*** Input data

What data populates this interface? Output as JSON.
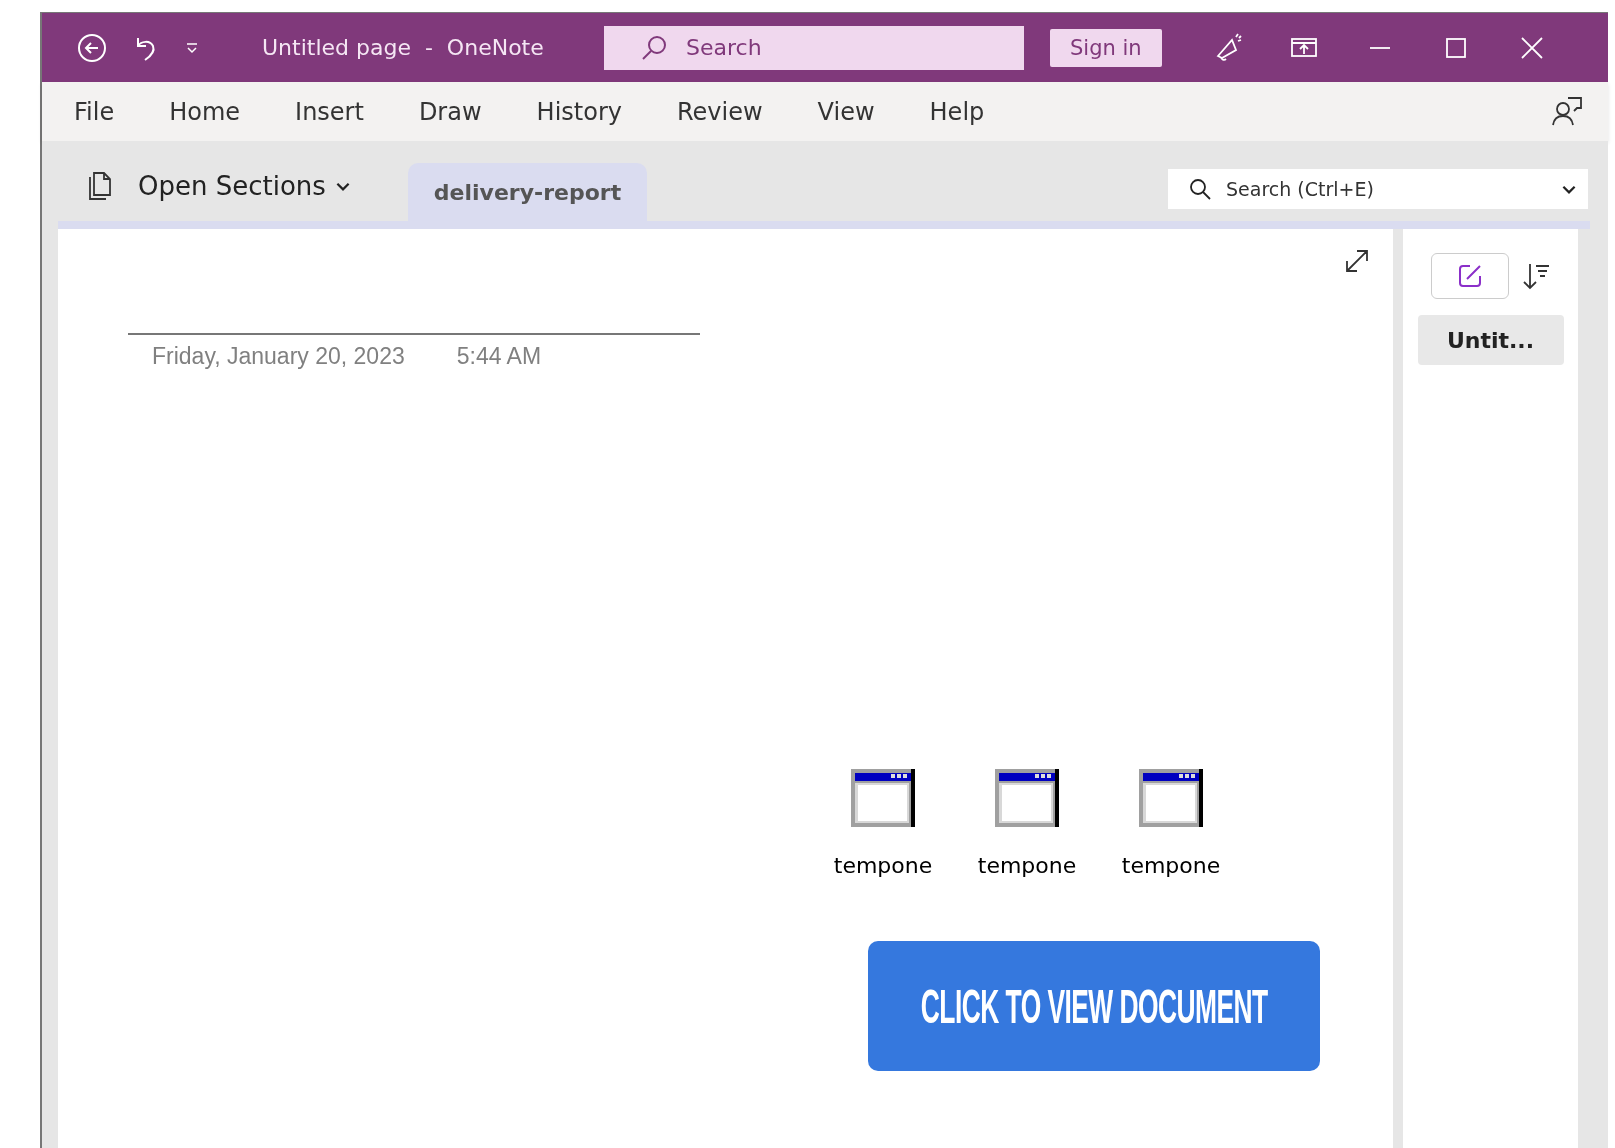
{
  "title_bar": {
    "title": "Untitled page  -  OneNote",
    "search_placeholder": "Search",
    "sign_in": "Sign in"
  },
  "menu": [
    {
      "label": "File"
    },
    {
      "label": "Home"
    },
    {
      "label": "Insert"
    },
    {
      "label": "Draw"
    },
    {
      "label": "History"
    },
    {
      "label": "Review"
    },
    {
      "label": "View"
    },
    {
      "label": "Help"
    }
  ],
  "section_bar": {
    "open_sections": "Open Sections",
    "tabs": [
      {
        "label": "delivery-report",
        "selected": true
      }
    ],
    "search_placeholder": "Search (Ctrl+E)"
  },
  "page": {
    "date": "Friday, January 20, 2023",
    "time": "5:44 AM",
    "attachments": [
      {
        "name": "tempone"
      },
      {
        "name": "tempone"
      },
      {
        "name": "tempone"
      }
    ],
    "action_button": "CLICK TO VIEW DOCUMENT"
  },
  "page_list": {
    "pages": [
      {
        "title": "Untit...",
        "selected": true
      }
    ]
  }
}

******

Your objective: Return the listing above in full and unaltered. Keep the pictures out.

Reply:
What data populates this interface? Output as JSON.
{
  "title_bar": {
    "title": "Untitled page  -  OneNote",
    "search_placeholder": "Search",
    "sign_in": "Sign in"
  },
  "menu": [
    {
      "label": "File"
    },
    {
      "label": "Home"
    },
    {
      "label": "Insert"
    },
    {
      "label": "Draw"
    },
    {
      "label": "History"
    },
    {
      "label": "Review"
    },
    {
      "label": "View"
    },
    {
      "label": "Help"
    }
  ],
  "section_bar": {
    "open_sections": "Open Sections",
    "tabs": [
      {
        "label": "delivery-report",
        "selected": true
      }
    ],
    "search_placeholder": "Search (Ctrl+E)"
  },
  "page": {
    "date": "Friday, January 20, 2023",
    "time": "5:44 AM",
    "attachments": [
      {
        "name": "tempone"
      },
      {
        "name": "tempone"
      },
      {
        "name": "tempone"
      }
    ],
    "action_button": "CLICK TO VIEW DOCUMENT"
  },
  "page_list": {
    "pages": [
      {
        "title": "Untit...",
        "selected": true
      }
    ]
  }
}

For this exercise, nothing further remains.